> **DATASET**:

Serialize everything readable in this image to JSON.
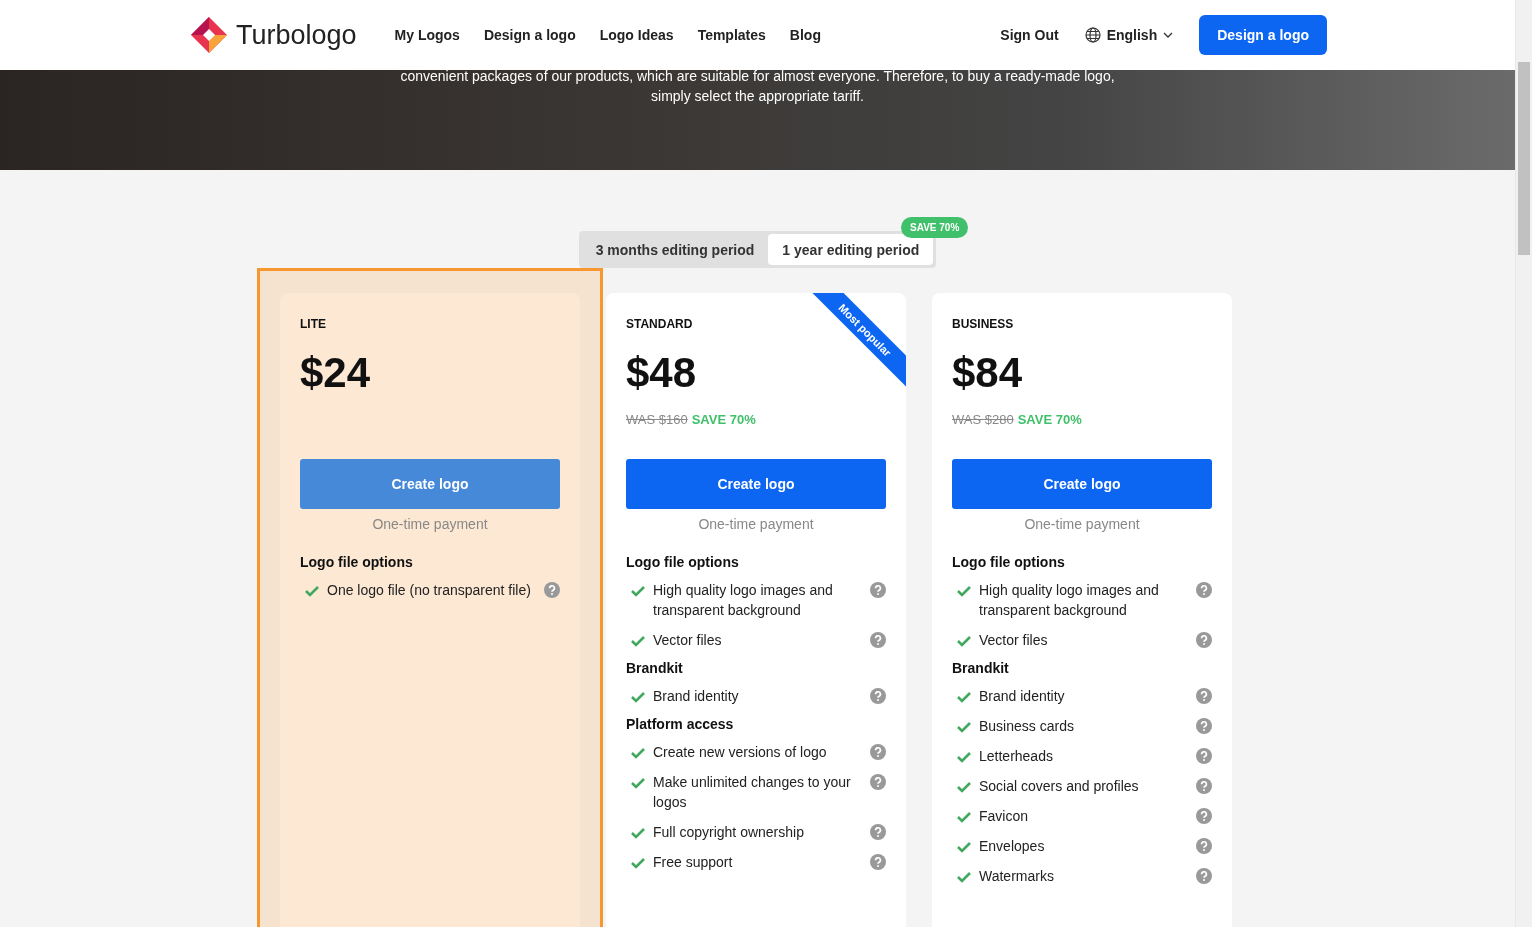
{
  "header": {
    "brand": "Turbologo",
    "nav": [
      {
        "label": "My Logos"
      },
      {
        "label": "Design a logo"
      },
      {
        "label": "Logo Ideas"
      },
      {
        "label": "Templates"
      },
      {
        "label": "Blog"
      }
    ],
    "sign_out": "Sign Out",
    "language": "English",
    "cta": "Design a logo"
  },
  "hero": {
    "text": "convenient packages of our products, which are suitable for almost everyone. Therefore, to buy a ready-made logo, simply select the appropriate tariff."
  },
  "period_tabs": [
    {
      "label": "3 months editing period",
      "selected": false
    },
    {
      "label": "1 year editing period",
      "selected": true,
      "badge": "SAVE 70%"
    }
  ],
  "plans": [
    {
      "name": "LITE",
      "price": "$24",
      "highlighted": true,
      "button": "Create logo",
      "payment": "One-time payment",
      "sections": [
        {
          "heading": "Logo file options",
          "items": [
            "One logo file (no transparent file)"
          ]
        }
      ]
    },
    {
      "name": "STANDARD",
      "price": "$48",
      "was": "WAS $160",
      "save": "SAVE 70%",
      "ribbon": "Most popular",
      "highlighted": false,
      "button": "Create logo",
      "payment": "One-time payment",
      "sections": [
        {
          "heading": "Logo file options",
          "items": [
            "High quality logo images and transparent background",
            "Vector files"
          ]
        },
        {
          "heading": "Brandkit",
          "items": [
            "Brand identity"
          ]
        },
        {
          "heading": "Platform access",
          "items": [
            "Create new versions of logo",
            "Make unlimited changes to your logos",
            "Full copyright ownership",
            "Free support"
          ]
        }
      ]
    },
    {
      "name": "BUSINESS",
      "price": "$84",
      "was": "WAS $280",
      "save": "SAVE 70%",
      "highlighted": false,
      "button": "Create logo",
      "payment": "One-time payment",
      "sections": [
        {
          "heading": "Logo file options",
          "items": [
            "High quality logo images and transparent background",
            "Vector files"
          ]
        },
        {
          "heading": "Brandkit",
          "items": [
            "Brand identity",
            "Business cards",
            "Letterheads",
            "Social covers and profiles",
            "Favicon",
            "Envelopes",
            "Watermarks"
          ]
        }
      ]
    }
  ]
}
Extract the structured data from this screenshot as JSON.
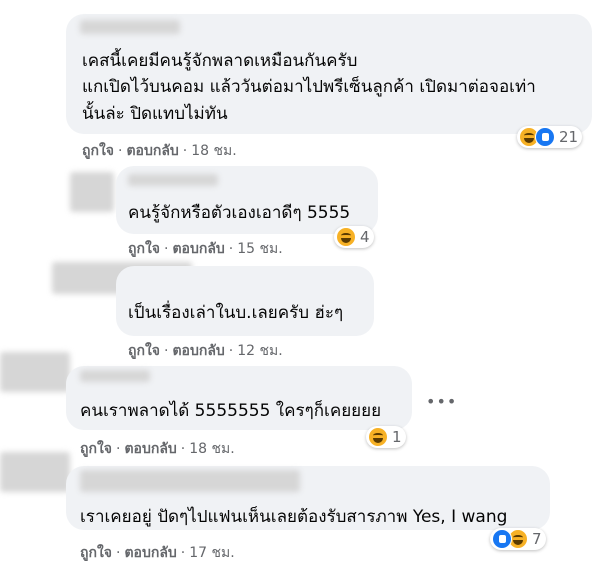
{
  "comments": [
    {
      "lines": [
        "เคสนี้เคยมีคนรู้จักพลาดเหมือนกันครับ",
        "แกเปิดไว้บนคอม แล้ววันต่อมาไปพรีเซ็นลูกค้า เปิดมาต่อจอเท่า",
        "นั้นล่ะ ปิดแทบไม่ทัน"
      ],
      "like_label": "ถูกใจ",
      "reply_label": "ตอบกลับ",
      "time": "18 ชม.",
      "reactions": [
        "haha",
        "like"
      ],
      "reaction_count": "21"
    },
    {
      "lines": [
        "คนรู้จักหรือตัวเองเอาดีๆ 5555"
      ],
      "like_label": "ถูกใจ",
      "reply_label": "ตอบกลับ",
      "time": "15 ชม.",
      "reactions": [
        "haha"
      ],
      "reaction_count": "4"
    },
    {
      "lines": [
        "เป็นเรื่องเล่าในบ.เลยครับ ฮ่ะๆ"
      ],
      "like_label": "ถูกใจ",
      "reply_label": "ตอบกลับ",
      "time": "12 ชม."
    },
    {
      "lines": [
        "คนเราพลาดได้ 5555555 ใครๆก็เคยยยย"
      ],
      "like_label": "ถูกใจ",
      "reply_label": "ตอบกลับ",
      "time": "18 ชม.",
      "reactions": [
        "haha"
      ],
      "reaction_count": "1",
      "more": "•••"
    },
    {
      "lines": [
        "เราเคยอยู่ ปัดๆไปแฟนเห็นเลยต้องรับสารภาพ Yes, I wang"
      ],
      "like_label": "ถูกใจ",
      "reply_label": "ตอบกลับ",
      "time": "17 ชม.",
      "reactions": [
        "like",
        "haha"
      ],
      "reaction_count": "7"
    }
  ],
  "colors": {
    "bubble": "#f0f2f5",
    "meta": "#65676b",
    "like": "#1877f2",
    "haha": "#f7b125"
  }
}
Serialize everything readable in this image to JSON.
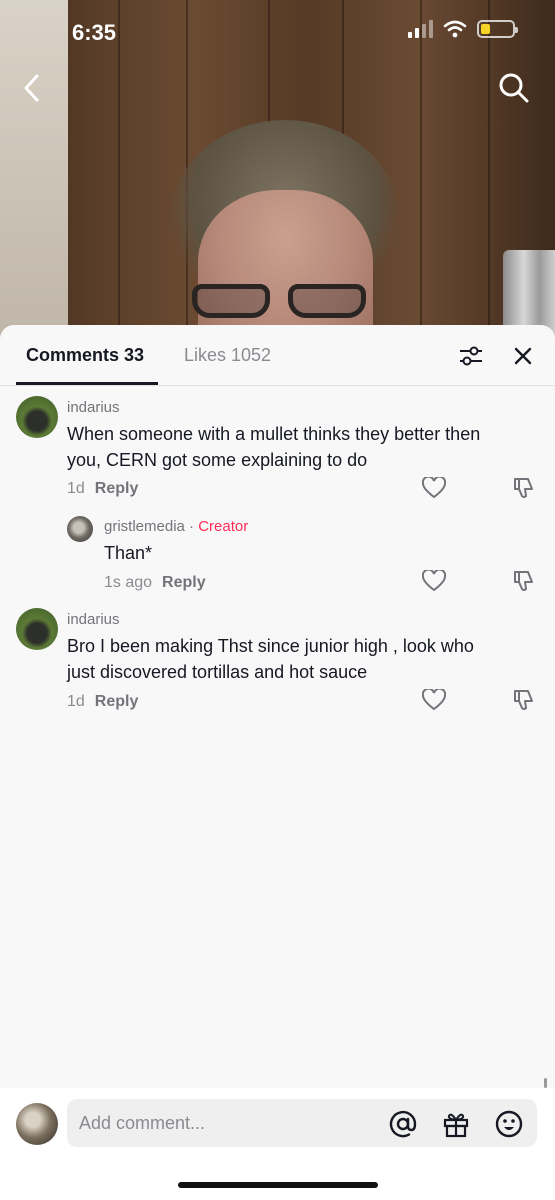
{
  "status_bar": {
    "time": "6:35"
  },
  "icons": {
    "back": "chevron-left-icon",
    "search": "search-icon",
    "filter": "sliders-icon",
    "close": "close-icon",
    "like": "heart-icon",
    "dislike": "thumbs-down-icon",
    "mention": "at-icon",
    "gift": "gift-icon",
    "emoji": "emoji-icon"
  },
  "colors": {
    "accent": "#fe2c55",
    "text": "#161823",
    "muted": "#8a8b91"
  },
  "tabs": [
    {
      "label": "Comments 33",
      "active": true
    },
    {
      "label": "Likes 1052",
      "active": false
    }
  ],
  "comments": [
    {
      "username": "indarius",
      "text": "When someone with a mullet thinks they better then you, CERN got some explaining to do",
      "time": "1d",
      "reply_label": "Reply"
    },
    {
      "username": "gristlemedia",
      "separator": "·",
      "badge": "Creator",
      "text": "Than*",
      "time": "1s ago",
      "reply_label": "Reply"
    },
    {
      "username": "indarius",
      "text": "Bro I been making Thst since junior high , look who just discovered tortillas and hot sauce",
      "time": "1d",
      "reply_label": "Reply"
    }
  ],
  "composer": {
    "placeholder": "Add comment..."
  }
}
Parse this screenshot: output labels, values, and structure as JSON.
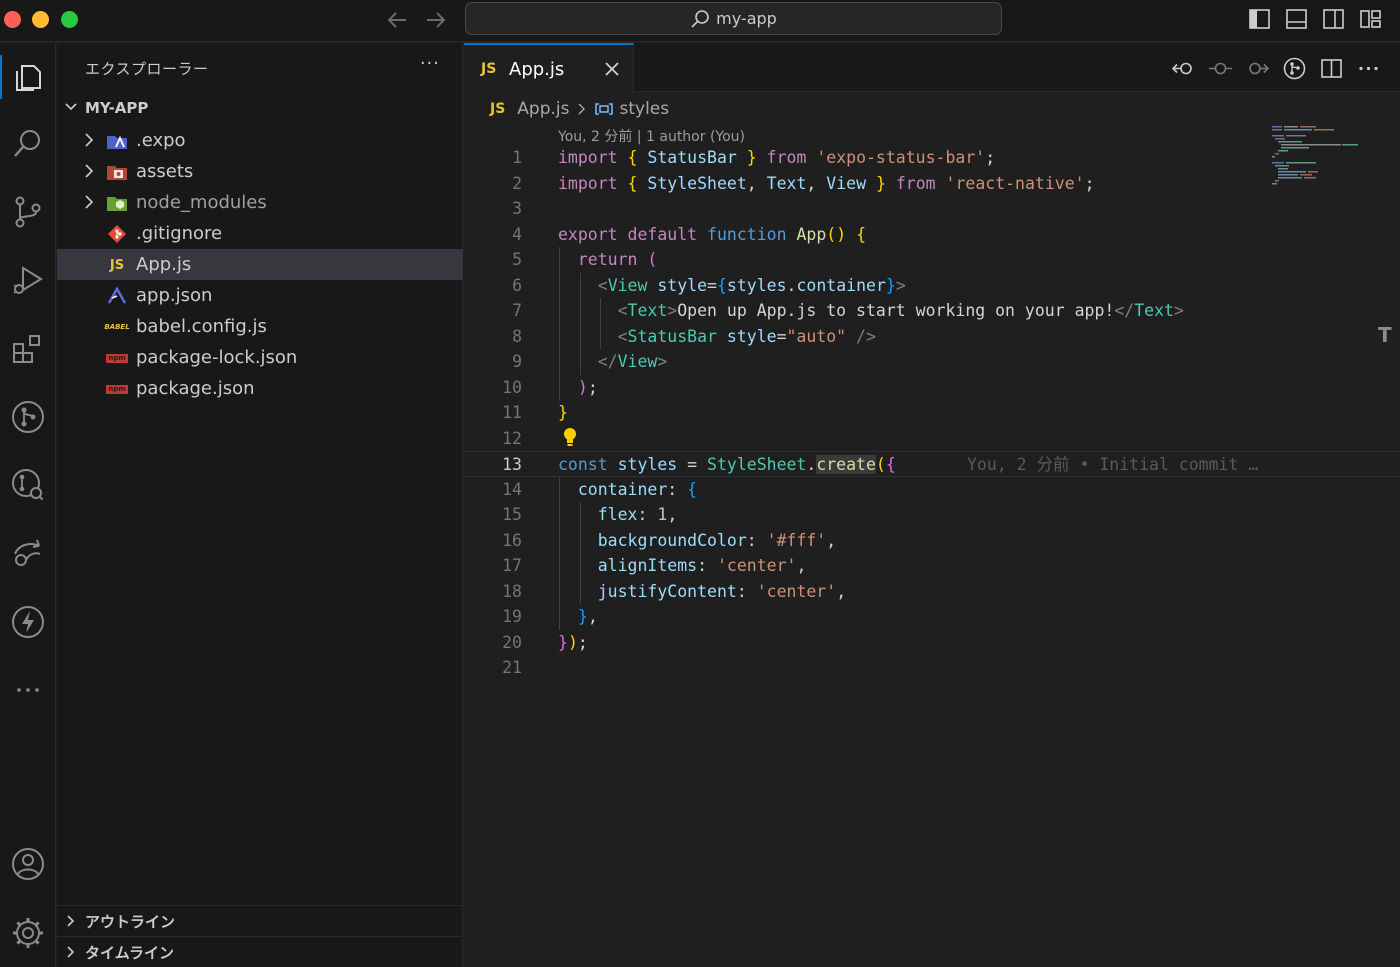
{
  "window": {
    "search_text": "my-app"
  },
  "sidebar": {
    "title": "エクスプローラー",
    "more": "···",
    "root_label": "MY-APP",
    "items": [
      {
        "name": ".expo",
        "type": "folder",
        "icon": "expo-folder-icon"
      },
      {
        "name": "assets",
        "type": "folder",
        "icon": "assets-folder-icon"
      },
      {
        "name": "node_modules",
        "type": "folder",
        "icon": "node-folder-icon"
      },
      {
        "name": ".gitignore",
        "type": "file",
        "icon": "git-icon"
      },
      {
        "name": "App.js",
        "type": "file",
        "icon": "js-icon",
        "badge": "JS"
      },
      {
        "name": "app.json",
        "type": "file",
        "icon": "expo-icon"
      },
      {
        "name": "babel.config.js",
        "type": "file",
        "icon": "babel-icon",
        "badge": "BABEL"
      },
      {
        "name": "package-lock.json",
        "type": "file",
        "icon": "npm-icon",
        "badge": "npm"
      },
      {
        "name": "package.json",
        "type": "file",
        "icon": "npm-icon",
        "badge": "npm"
      }
    ],
    "sections": {
      "outline": "アウトライン",
      "timeline": "タイムライン"
    }
  },
  "editor": {
    "tab": {
      "badge": "JS",
      "label": "App.js"
    },
    "breadcrumb": {
      "file_badge": "JS",
      "file": "App.js",
      "symbol": "styles"
    },
    "blame_header": "You, 2 分前 | 1 author (You)",
    "current_line": 13,
    "inline_blame": "You, 2 分前 • Initial commit …",
    "line_numbers": [
      "1",
      "2",
      "3",
      "4",
      "5",
      "6",
      "7",
      "8",
      "9",
      "10",
      "11",
      "12",
      "13",
      "14",
      "15",
      "16",
      "17",
      "18",
      "19",
      "20",
      "21"
    ]
  },
  "colors": {
    "accent": "#0078d4",
    "js_yellow": "#e8c334",
    "background": "#1f1f1f",
    "sidebar_bg": "#181818"
  }
}
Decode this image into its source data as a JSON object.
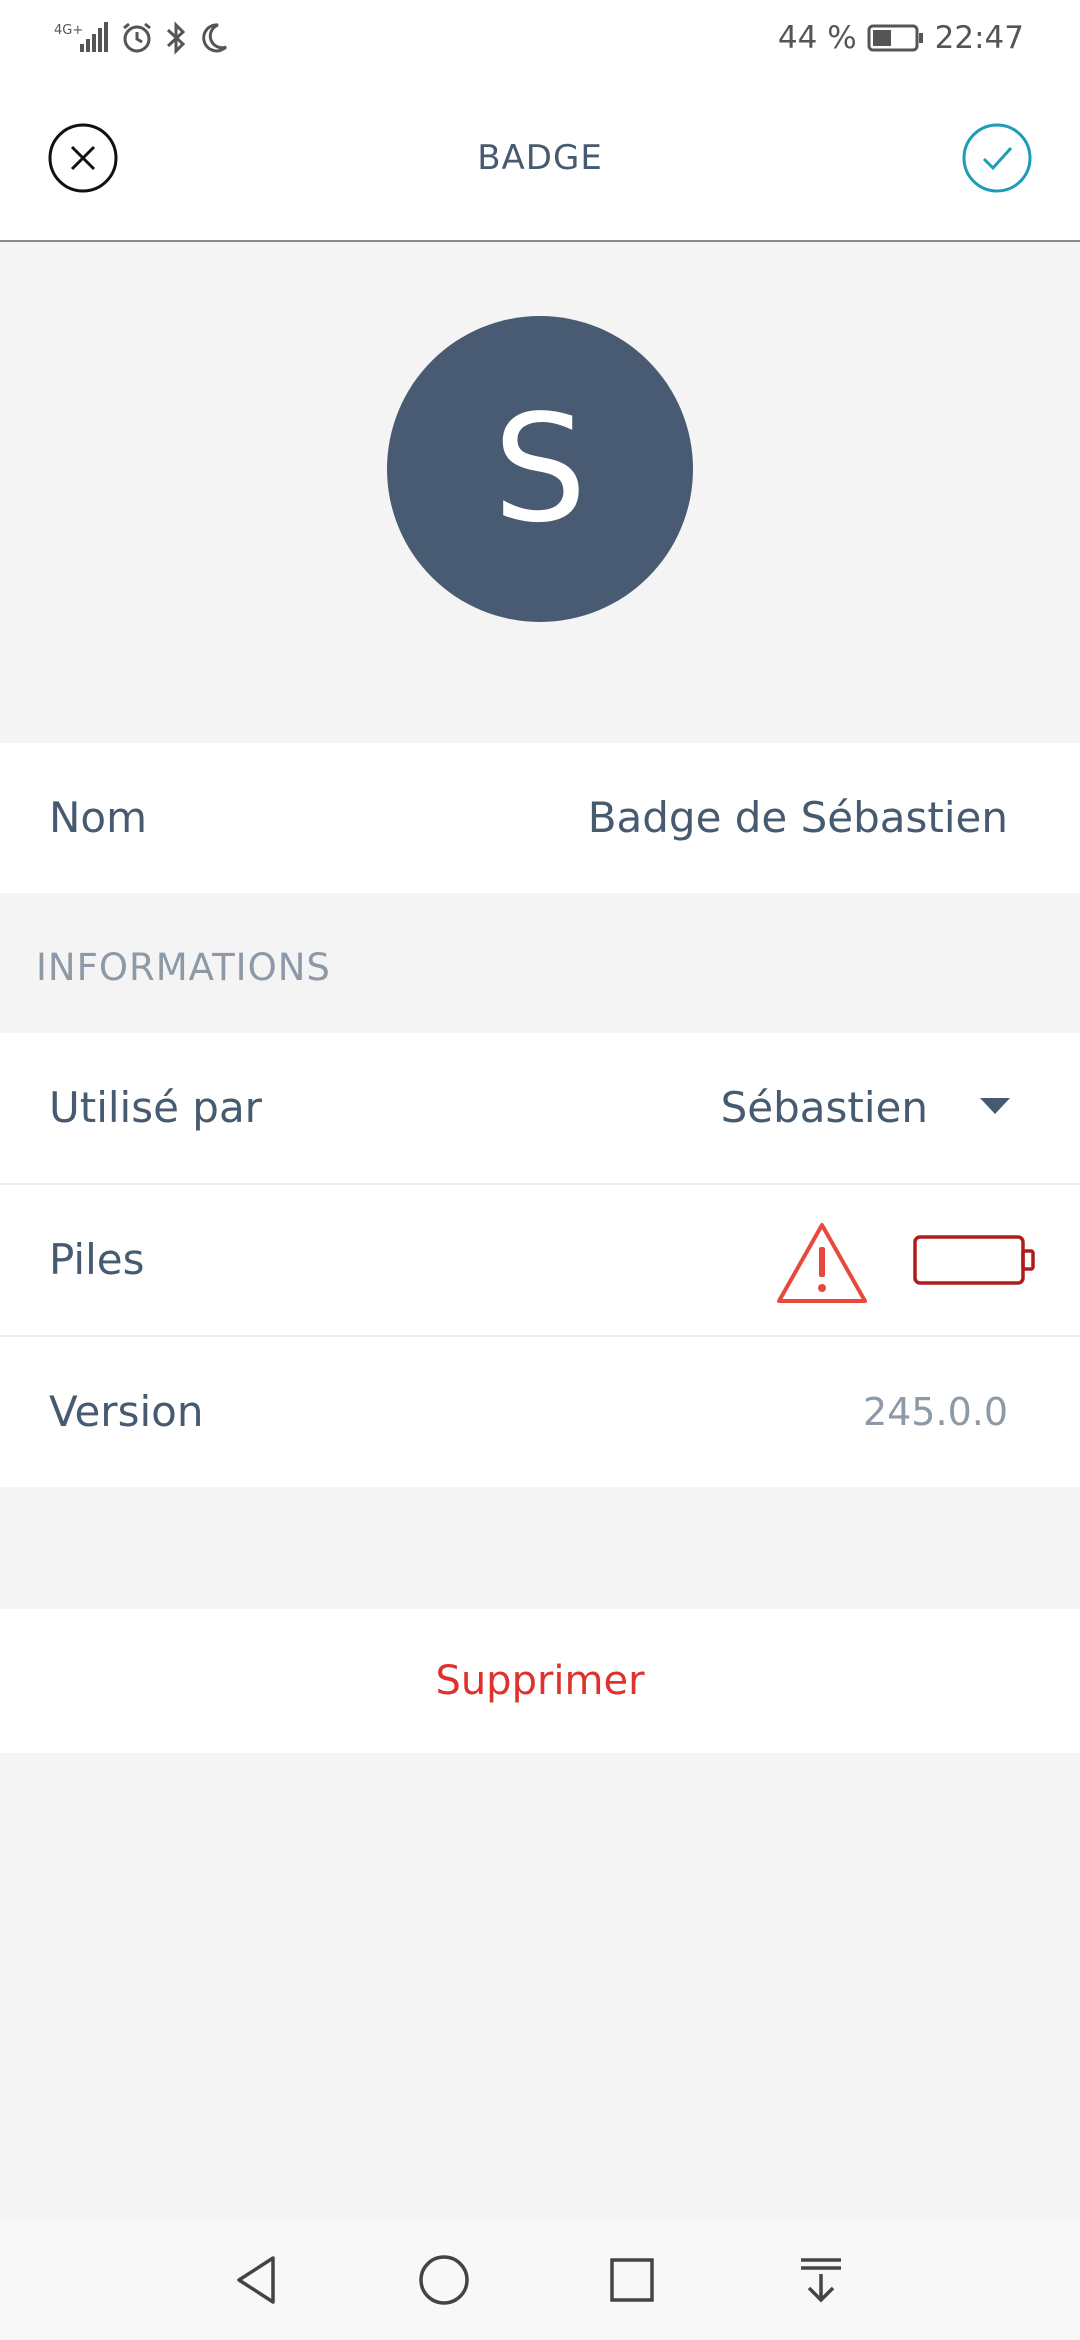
{
  "status_bar": {
    "network": "4G+",
    "battery_percent": "44 %",
    "battery_level": 0.44,
    "time": "22:47",
    "icons": [
      "signal-icon",
      "alarm-icon",
      "bluetooth-icon",
      "moon-icon",
      "battery-icon"
    ]
  },
  "app_bar": {
    "title": "BADGE",
    "close_icon": "close-icon",
    "confirm_icon": "check-icon",
    "accent_color": "#1e9bb8"
  },
  "avatar": {
    "initial": "S",
    "color": "#485b72"
  },
  "name_row": {
    "label": "Nom",
    "value": "Badge de Sébastien"
  },
  "info_section": {
    "header": "INFORMATIONS",
    "used_by": {
      "label": "Utilisé par",
      "value": "Sébastien",
      "dropdown_icon": "caret-down-icon"
    },
    "batteries": {
      "label": "Piles",
      "warning_icon": "warning-icon",
      "battery_icon": "battery-empty-icon",
      "warning_color": "#e8493e",
      "battery_color": "#b01c1c"
    },
    "version": {
      "label": "Version",
      "value": "245.0.0"
    }
  },
  "delete": {
    "label": "Supprimer",
    "color": "#e0322d"
  },
  "nav_bar": {
    "icons": [
      "back-icon",
      "home-icon",
      "recents-icon",
      "notifications-pull-icon"
    ]
  }
}
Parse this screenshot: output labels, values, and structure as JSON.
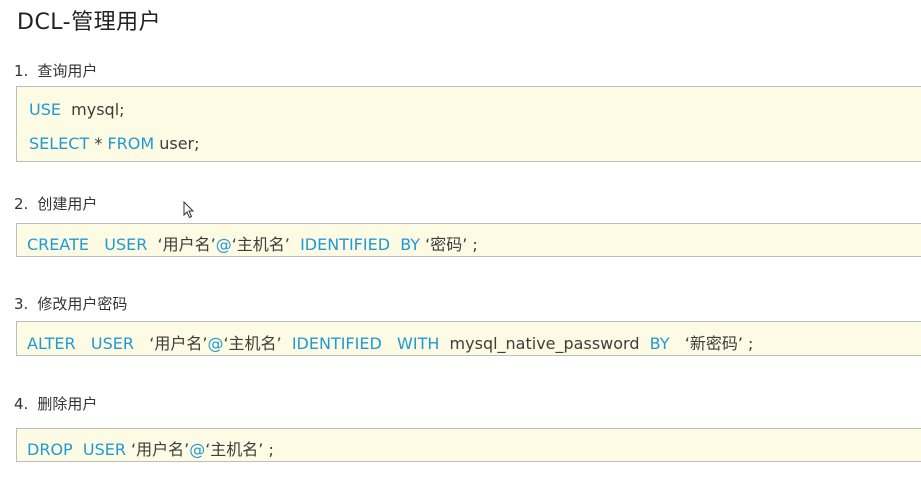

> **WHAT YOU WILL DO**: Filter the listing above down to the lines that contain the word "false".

> **THE ANSWER**:
      "selected": false
      "highlighted": false,
      "highlighted": false,
      "active": false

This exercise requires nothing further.